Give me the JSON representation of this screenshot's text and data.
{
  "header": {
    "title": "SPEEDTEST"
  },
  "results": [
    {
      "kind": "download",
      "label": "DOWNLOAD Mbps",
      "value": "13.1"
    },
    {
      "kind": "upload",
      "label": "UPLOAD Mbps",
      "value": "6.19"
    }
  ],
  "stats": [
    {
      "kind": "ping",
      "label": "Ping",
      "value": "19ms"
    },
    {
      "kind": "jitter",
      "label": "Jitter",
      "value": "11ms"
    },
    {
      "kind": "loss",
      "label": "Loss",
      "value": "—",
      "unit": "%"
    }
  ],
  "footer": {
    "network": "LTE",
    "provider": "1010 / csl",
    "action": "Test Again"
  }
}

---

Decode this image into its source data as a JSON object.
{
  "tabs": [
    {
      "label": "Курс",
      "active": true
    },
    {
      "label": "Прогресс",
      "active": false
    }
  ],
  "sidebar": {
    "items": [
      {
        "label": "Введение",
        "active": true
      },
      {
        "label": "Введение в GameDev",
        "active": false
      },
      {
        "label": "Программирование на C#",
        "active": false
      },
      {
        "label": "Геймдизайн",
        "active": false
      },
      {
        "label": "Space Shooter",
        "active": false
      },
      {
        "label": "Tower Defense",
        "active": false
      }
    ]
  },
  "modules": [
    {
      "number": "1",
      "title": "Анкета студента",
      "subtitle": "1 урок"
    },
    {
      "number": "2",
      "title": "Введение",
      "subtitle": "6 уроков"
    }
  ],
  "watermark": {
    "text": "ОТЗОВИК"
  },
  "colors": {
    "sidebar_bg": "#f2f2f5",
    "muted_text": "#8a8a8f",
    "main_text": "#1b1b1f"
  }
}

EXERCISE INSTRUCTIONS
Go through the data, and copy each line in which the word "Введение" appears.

YOUR RESPONSE
        "label": "Введение",
        "label": "Введение в GameDev",
      "title": "Введение",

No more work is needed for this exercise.